Every entry below needs to be copied exactly.

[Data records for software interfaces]
⟨
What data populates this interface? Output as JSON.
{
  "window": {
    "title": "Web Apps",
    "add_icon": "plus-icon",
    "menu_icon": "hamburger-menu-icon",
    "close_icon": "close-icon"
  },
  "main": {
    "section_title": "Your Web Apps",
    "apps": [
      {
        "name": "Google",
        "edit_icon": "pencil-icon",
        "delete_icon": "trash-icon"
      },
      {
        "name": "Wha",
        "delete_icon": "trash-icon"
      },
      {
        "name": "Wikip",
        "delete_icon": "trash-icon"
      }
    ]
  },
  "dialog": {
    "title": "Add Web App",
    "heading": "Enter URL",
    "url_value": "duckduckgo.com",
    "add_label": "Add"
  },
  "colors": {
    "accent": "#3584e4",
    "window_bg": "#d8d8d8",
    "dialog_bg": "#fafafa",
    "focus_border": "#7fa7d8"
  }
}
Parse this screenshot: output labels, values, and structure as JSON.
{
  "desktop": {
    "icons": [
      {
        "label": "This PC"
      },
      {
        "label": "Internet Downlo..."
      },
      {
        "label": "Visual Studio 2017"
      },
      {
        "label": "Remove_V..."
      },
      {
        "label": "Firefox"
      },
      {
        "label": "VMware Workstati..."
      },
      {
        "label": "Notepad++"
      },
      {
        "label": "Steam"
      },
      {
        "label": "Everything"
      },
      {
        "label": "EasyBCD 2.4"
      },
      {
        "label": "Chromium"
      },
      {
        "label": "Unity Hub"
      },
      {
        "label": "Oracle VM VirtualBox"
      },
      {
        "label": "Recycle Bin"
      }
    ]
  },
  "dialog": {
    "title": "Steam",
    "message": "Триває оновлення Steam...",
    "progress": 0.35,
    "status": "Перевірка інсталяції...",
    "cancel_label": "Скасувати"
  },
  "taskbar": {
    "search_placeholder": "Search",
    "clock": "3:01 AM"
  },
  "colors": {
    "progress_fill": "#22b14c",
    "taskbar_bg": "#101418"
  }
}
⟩
Response to this exercise →
What data populates this interface? Output as JSON.
{
  "window": {
    "title": "Web Apps",
    "add_icon": "plus-icon",
    "menu_icon": "hamburger-menu-icon",
    "close_icon": "close-icon"
  },
  "main": {
    "section_title": "Your Web Apps",
    "apps": [
      {
        "name": "Google",
        "edit_icon": "pencil-icon",
        "delete_icon": "trash-icon"
      },
      {
        "name": "Wha",
        "delete_icon": "trash-icon"
      },
      {
        "name": "Wikip",
        "delete_icon": "trash-icon"
      }
    ]
  },
  "dialog": {
    "title": "Add Web App",
    "heading": "Enter URL",
    "url_value": "duckduckgo.com",
    "add_label": "Add"
  },
  "colors": {
    "accent": "#3584e4",
    "window_bg": "#d8d8d8",
    "dialog_bg": "#fafafa",
    "focus_border": "#7fa7d8"
  }
}
Parse this screenshot: output labels, values, and structure as JSON.
{
  "desktop": {
    "icons": [
      {
        "label": "This PC"
      },
      {
        "label": "Internet Downlo..."
      },
      {
        "label": "Visual Studio 2017"
      },
      {
        "label": "Remove_V..."
      },
      {
        "label": "Firefox"
      },
      {
        "label": "VMware Workstati..."
      },
      {
        "label": "Notepad++"
      },
      {
        "label": "Steam"
      },
      {
        "label": "Everything"
      },
      {
        "label": "EasyBCD 2.4"
      },
      {
        "label": "Chromium"
      },
      {
        "label": "Unity Hub"
      },
      {
        "label": "Oracle VM VirtualBox"
      },
      {
        "label": "Recycle Bin"
      }
    ]
  },
  "dialog": {
    "title": "Steam",
    "message": "Триває оновлення Steam...",
    "progress": 0.35,
    "status": "Перевірка інсталяції...",
    "cancel_label": "Скасувати"
  },
  "taskbar": {
    "search_placeholder": "Search",
    "clock": "3:01 AM"
  },
  "colors": {
    "progress_fill": "#22b14c",
    "taskbar_bg": "#101418"
  }
}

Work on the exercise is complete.